Here is the rest of the speech:

 

Eight Weeks After Laure, I Felt Neither Sad, Angry or Happy. I Felt Nothing

 

I didn’t even know what season it was when I was denied from my sixth and final college.

The show was about the only thing that got me through days.

I felt a burden to my friends. They all had each other. I was only an annoyance in their life.

Financially, our family doesn’t have a lot. I thought, maybe it would be easier if I didn’t have to be payed for, if I didn’t let everyone down, if I wasn’t a problem, if I wasn’t around.

 

Ten Weeks After Laure, unsure of my future, I slept in school, I was tardy to some classes, I even skipped my chorus class to sleep instead

 

It was a sunny spring day when I received news that Interlochen Arts Academy had accepted me on a large scholarship.

And I thought, well maybe that was it, I just needed to succeed, I just needed a future to be happy.

But the truth is, everything I saw in our school, how I didn’t do anything about it, and how I had felt wasn’t going to be solved with one success.

 

Twelve Weeks After Laure, I Wrote This

 

So this is my attempt. Everyone deserves to be happy. Everyone deserves a friend.

But most of all, everyone deserves respect.

 

When I talked to Laure Angel, I knew she was listening. I knew she really was hearing.

Everyone in our TA knew that she respected us, even if we all had different dreams.

I know I can’t change everything in this school, I’m not a saint, I’ve even perpetuated things.

 

But I can encourage us to really see each other.

 

To smile at people in the hallways, to take into consideration someone else’s wants, someone else’s feelings, someone else’s past.

 

I’ll probably still hear those words in the hallway, I’d hope to not see those acts, and I know I won’t be happy every moment that I have left in this school.

 

But at least, I can be content to have friends, I can try to be better and I can hope that some of you will care and try, because no one deserves to feel alone, and no one has a right to make others feel lesser.

 

 

As Orlando made the speech, the atrium was dead quiet. Hundreds of students and faculty listened.  

“Whenever I’m in a large crowd, whether I’m telling my story or a characters, there’s always pressure that I deliver because performance is what I do,” he said.  “As the speech went on, I heard that people were listening and I felt much better.”

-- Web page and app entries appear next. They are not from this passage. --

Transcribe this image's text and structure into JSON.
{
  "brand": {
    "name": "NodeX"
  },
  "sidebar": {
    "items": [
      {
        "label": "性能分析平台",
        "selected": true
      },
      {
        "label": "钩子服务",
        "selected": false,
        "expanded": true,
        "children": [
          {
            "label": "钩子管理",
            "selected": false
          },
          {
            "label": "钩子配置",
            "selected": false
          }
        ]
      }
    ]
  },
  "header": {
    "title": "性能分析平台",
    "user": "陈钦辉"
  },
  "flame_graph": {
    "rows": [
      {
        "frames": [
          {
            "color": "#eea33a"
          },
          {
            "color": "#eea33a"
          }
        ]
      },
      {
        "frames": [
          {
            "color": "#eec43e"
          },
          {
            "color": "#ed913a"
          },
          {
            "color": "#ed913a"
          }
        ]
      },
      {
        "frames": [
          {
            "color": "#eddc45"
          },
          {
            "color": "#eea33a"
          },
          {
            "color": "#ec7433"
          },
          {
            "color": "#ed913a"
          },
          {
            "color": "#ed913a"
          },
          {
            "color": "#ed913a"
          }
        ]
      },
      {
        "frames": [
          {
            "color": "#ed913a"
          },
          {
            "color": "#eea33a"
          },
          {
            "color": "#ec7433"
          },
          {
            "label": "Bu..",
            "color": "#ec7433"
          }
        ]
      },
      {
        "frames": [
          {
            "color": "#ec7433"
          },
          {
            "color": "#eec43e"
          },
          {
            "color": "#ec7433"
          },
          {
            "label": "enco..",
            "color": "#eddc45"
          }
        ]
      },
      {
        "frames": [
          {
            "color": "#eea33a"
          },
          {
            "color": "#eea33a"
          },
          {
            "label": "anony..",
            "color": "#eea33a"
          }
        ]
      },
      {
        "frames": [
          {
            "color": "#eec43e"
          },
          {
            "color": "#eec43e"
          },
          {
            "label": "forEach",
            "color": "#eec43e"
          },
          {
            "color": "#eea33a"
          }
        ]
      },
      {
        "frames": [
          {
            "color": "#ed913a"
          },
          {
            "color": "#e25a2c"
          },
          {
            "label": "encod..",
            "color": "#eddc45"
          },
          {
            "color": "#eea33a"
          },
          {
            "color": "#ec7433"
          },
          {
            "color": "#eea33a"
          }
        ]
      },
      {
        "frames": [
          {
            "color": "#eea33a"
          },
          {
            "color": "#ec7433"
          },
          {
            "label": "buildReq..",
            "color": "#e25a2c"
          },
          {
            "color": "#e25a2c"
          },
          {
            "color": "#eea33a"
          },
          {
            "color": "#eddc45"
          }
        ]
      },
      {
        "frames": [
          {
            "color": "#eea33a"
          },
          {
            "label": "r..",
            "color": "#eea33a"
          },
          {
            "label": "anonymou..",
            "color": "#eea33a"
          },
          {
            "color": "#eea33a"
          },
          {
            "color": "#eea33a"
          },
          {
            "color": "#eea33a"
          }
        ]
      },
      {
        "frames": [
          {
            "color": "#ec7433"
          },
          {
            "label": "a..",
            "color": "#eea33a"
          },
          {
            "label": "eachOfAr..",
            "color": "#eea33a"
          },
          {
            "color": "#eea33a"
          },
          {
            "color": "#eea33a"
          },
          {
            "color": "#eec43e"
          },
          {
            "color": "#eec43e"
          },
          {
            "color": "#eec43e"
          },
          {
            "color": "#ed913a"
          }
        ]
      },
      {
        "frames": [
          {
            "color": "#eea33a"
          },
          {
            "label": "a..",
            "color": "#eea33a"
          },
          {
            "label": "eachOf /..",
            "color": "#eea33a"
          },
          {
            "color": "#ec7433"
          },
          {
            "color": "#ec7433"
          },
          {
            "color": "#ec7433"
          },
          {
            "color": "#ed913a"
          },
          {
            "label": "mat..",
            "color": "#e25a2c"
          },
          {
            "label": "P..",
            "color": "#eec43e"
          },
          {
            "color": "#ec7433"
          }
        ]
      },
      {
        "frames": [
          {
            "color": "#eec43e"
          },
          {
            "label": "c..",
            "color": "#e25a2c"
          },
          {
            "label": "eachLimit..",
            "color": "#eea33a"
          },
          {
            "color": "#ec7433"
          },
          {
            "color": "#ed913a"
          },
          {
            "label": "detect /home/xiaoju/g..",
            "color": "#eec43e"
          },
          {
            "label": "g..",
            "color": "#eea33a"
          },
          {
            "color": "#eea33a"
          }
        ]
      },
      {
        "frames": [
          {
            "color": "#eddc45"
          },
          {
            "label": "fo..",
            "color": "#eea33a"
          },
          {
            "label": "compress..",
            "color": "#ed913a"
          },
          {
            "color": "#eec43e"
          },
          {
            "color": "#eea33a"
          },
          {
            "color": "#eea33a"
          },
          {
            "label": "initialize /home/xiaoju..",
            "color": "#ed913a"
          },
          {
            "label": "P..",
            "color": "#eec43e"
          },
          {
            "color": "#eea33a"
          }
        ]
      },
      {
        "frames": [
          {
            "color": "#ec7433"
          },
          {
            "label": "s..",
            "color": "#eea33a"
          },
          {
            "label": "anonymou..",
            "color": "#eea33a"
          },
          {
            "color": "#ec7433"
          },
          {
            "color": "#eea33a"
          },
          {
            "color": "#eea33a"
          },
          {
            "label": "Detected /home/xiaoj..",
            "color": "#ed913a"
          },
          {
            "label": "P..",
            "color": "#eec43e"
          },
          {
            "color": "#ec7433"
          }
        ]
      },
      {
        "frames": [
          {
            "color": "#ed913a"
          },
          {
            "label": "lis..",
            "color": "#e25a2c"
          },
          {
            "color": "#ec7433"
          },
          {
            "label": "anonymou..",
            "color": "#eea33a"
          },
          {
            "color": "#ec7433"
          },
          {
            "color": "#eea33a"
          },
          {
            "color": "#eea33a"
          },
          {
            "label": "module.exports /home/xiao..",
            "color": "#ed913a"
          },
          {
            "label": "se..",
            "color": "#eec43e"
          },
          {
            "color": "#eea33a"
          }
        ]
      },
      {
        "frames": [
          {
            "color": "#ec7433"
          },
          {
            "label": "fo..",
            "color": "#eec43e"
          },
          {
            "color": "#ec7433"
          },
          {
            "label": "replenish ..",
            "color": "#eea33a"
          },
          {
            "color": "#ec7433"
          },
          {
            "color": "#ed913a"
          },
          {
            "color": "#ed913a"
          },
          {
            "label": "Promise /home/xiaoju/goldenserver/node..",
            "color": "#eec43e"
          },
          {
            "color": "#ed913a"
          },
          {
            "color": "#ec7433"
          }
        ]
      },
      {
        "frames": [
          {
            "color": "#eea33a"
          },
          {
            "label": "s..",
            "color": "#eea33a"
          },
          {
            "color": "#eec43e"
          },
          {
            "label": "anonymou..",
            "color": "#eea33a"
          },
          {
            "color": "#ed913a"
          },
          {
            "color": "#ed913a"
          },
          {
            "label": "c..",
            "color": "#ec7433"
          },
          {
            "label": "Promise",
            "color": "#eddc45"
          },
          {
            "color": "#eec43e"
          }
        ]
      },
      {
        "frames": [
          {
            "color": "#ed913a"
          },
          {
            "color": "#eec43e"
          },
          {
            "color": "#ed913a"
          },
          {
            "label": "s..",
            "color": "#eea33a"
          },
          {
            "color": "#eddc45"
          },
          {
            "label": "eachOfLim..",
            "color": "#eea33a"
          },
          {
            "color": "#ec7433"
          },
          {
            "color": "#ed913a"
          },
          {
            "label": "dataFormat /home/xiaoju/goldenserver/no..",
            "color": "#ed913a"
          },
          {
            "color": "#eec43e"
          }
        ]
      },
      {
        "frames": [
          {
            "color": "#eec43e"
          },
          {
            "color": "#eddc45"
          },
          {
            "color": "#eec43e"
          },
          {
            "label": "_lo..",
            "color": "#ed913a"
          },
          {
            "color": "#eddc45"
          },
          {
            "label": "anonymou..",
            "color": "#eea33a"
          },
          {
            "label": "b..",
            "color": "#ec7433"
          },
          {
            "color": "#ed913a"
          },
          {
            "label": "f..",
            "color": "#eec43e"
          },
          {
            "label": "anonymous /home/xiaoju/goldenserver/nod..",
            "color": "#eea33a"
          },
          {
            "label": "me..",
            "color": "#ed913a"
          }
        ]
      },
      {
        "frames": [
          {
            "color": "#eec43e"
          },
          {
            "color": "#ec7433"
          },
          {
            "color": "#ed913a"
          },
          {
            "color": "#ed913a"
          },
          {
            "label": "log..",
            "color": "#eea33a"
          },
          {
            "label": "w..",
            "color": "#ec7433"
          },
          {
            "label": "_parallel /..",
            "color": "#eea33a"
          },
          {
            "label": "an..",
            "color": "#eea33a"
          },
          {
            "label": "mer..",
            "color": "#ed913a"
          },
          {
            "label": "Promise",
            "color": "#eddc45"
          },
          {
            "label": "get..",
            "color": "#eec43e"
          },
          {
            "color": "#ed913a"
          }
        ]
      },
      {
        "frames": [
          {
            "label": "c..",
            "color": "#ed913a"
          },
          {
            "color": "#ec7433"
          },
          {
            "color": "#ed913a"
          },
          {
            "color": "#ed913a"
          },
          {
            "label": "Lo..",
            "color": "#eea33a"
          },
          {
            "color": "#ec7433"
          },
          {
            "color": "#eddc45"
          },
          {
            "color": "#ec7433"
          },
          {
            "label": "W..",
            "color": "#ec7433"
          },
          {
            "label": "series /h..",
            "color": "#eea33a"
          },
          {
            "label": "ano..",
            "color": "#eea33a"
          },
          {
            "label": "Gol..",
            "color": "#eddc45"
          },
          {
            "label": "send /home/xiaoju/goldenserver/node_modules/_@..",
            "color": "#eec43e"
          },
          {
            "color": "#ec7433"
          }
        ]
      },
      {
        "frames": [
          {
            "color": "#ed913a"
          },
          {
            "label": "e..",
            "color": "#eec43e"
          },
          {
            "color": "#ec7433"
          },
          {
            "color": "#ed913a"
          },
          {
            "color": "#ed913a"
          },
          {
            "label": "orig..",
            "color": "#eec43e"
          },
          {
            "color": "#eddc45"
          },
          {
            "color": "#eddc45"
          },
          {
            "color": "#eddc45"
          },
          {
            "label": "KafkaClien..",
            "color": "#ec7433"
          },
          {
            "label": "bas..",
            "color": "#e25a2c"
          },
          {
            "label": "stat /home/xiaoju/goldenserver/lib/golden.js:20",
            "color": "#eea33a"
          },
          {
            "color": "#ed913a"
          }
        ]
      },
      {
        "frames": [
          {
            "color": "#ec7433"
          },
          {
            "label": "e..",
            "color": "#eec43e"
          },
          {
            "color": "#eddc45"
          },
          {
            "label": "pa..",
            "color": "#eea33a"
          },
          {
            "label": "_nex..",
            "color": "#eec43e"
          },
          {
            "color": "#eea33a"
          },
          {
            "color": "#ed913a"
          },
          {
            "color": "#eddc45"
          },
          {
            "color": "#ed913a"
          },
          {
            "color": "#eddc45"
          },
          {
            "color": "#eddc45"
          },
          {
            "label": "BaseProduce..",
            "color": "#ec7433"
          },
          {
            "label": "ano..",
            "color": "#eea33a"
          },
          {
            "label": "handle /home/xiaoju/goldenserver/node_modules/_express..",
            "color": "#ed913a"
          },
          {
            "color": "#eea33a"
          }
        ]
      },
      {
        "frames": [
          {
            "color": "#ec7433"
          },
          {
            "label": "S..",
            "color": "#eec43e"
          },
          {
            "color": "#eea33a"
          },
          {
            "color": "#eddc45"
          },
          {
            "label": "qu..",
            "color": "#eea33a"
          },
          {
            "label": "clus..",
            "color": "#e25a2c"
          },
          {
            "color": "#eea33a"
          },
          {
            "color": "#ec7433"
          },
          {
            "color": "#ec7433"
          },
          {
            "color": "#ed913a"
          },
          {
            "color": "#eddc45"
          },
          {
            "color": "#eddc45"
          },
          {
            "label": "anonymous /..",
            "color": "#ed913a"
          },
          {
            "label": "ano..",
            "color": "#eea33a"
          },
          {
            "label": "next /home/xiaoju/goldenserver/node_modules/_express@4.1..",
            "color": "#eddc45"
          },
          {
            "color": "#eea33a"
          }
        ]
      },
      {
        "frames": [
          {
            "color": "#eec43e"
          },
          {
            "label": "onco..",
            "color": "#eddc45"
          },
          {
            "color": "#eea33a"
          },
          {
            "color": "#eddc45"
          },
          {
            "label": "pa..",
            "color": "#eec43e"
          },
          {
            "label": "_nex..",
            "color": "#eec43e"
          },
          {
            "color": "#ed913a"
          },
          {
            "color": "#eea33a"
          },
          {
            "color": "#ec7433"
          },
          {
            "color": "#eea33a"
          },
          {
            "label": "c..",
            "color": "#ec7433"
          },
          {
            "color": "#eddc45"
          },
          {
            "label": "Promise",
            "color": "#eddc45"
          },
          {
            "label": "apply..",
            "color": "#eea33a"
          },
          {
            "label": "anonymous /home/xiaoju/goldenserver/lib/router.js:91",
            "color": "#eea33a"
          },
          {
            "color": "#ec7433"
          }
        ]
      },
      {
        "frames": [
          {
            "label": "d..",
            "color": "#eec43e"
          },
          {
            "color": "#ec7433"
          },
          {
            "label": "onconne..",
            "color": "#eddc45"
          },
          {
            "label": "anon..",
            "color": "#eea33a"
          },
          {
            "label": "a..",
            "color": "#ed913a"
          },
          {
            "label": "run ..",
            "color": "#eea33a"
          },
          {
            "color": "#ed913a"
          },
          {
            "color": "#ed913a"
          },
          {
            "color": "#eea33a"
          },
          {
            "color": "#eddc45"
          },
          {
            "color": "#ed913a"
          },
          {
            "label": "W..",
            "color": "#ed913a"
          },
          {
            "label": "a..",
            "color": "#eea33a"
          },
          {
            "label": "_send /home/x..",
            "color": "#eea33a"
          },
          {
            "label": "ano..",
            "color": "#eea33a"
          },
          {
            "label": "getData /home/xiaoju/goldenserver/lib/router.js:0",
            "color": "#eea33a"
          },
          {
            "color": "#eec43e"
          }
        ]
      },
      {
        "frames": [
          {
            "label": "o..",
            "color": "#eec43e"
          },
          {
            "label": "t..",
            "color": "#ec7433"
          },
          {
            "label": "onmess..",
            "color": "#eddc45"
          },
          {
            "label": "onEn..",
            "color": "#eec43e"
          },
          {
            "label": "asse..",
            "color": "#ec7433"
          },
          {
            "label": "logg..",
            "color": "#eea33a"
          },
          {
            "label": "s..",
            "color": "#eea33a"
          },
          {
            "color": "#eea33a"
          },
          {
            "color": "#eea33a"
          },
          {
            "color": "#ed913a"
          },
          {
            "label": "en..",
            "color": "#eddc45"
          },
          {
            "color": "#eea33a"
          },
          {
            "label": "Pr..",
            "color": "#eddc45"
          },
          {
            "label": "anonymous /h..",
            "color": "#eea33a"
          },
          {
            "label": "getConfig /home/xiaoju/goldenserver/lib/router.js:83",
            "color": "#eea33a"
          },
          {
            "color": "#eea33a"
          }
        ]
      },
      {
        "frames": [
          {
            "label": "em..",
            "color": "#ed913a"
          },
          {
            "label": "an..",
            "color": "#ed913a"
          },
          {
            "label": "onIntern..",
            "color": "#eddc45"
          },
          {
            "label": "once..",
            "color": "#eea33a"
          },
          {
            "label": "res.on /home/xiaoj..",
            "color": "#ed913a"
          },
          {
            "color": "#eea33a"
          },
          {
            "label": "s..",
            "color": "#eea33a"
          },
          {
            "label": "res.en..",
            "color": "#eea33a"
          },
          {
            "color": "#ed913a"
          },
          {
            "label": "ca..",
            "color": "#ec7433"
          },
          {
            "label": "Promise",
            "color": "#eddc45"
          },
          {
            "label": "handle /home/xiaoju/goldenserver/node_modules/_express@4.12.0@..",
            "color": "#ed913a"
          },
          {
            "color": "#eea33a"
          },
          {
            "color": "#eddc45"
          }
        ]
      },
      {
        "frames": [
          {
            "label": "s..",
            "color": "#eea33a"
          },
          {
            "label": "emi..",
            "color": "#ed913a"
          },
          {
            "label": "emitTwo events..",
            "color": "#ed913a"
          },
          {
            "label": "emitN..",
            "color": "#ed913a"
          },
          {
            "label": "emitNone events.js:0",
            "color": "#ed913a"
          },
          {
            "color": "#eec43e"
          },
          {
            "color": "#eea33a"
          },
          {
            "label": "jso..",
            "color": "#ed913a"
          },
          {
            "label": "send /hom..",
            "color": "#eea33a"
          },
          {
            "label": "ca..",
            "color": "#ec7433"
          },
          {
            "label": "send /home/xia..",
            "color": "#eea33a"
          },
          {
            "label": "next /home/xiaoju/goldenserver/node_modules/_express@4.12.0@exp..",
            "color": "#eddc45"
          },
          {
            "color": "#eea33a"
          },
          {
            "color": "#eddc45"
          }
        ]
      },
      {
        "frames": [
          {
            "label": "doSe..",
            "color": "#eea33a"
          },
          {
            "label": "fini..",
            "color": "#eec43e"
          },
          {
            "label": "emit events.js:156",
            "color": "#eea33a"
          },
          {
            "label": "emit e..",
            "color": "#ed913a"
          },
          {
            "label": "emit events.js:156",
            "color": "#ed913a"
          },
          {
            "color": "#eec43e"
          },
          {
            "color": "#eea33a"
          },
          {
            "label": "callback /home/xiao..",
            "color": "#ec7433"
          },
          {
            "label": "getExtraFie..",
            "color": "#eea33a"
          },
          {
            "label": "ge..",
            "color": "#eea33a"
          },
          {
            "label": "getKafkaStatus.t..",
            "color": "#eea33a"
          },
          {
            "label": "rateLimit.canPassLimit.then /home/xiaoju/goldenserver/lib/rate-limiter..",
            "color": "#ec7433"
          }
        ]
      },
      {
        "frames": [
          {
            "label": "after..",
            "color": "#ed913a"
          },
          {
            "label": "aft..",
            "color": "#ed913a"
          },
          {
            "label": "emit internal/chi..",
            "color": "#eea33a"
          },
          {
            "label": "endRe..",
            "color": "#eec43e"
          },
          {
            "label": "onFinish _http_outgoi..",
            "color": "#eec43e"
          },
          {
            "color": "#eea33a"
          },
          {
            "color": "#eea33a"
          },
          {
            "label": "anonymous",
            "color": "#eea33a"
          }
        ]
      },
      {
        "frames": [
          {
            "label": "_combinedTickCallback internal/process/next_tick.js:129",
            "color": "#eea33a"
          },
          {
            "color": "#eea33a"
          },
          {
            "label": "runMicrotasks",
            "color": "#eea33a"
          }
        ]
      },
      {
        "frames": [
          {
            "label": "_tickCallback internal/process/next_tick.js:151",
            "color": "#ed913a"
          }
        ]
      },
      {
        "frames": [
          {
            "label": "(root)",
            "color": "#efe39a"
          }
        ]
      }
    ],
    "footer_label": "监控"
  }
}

“It was encouraging that I’ve only received nice comments since the speech, from a vast range of people in the school.”

 

Here are some of the students’ reactions:

 

Rene Robert, 9th Grade-

 

“He was down about how the school is, how he lost one of his best friends.… It was surprising because he open up about his life a lot and in the past year.”

 

“It’s interesting to hear someone who I really didn’t know that well talk about something so deep. It will make a big difference in people’s eyes.”

 

Jordan Hawkins, 10th Grade-

 

“Wasn’t it about how stuff went on the bus and stuff like that? He was saying that kids were saying the ‘n word’ on the back of the bus. I was kind of upset to hear about that but I didn’t experience it…”

 

“Where I was, no one was laughing or joking. Everyone was pretty serious, took it seriously.”

 

Gabby Calderon, 11th Grade-

 

“He was really talking about being kind to others and standing up for what you believe in.”

 

“And then he got on to the topic about talking about women and respecting them and having the right to make choices.”

 

“I think it really made a big impact. Like when I was looking around, everyone was listening to what he said and it was still being talked about.”

 

“I think short term it can change but I don’t think long term it will make a big effect because those things are still happening.”

 

As for Orlando, the speech isn’t his only work toward a better school community.   

 

He has performed in the Acting Up improv group, which “goes to the middle school and talks to them about their problems and then tries to figure out what’s a way that they can present realistic skit of their problems and try to work through them.”

 

“That’s some I really enjoy doing because I’m connected to the younger people in our school,” he says.

 

“I’m just going to be an ally to people as much as I can. It’s all about doing the best you can.”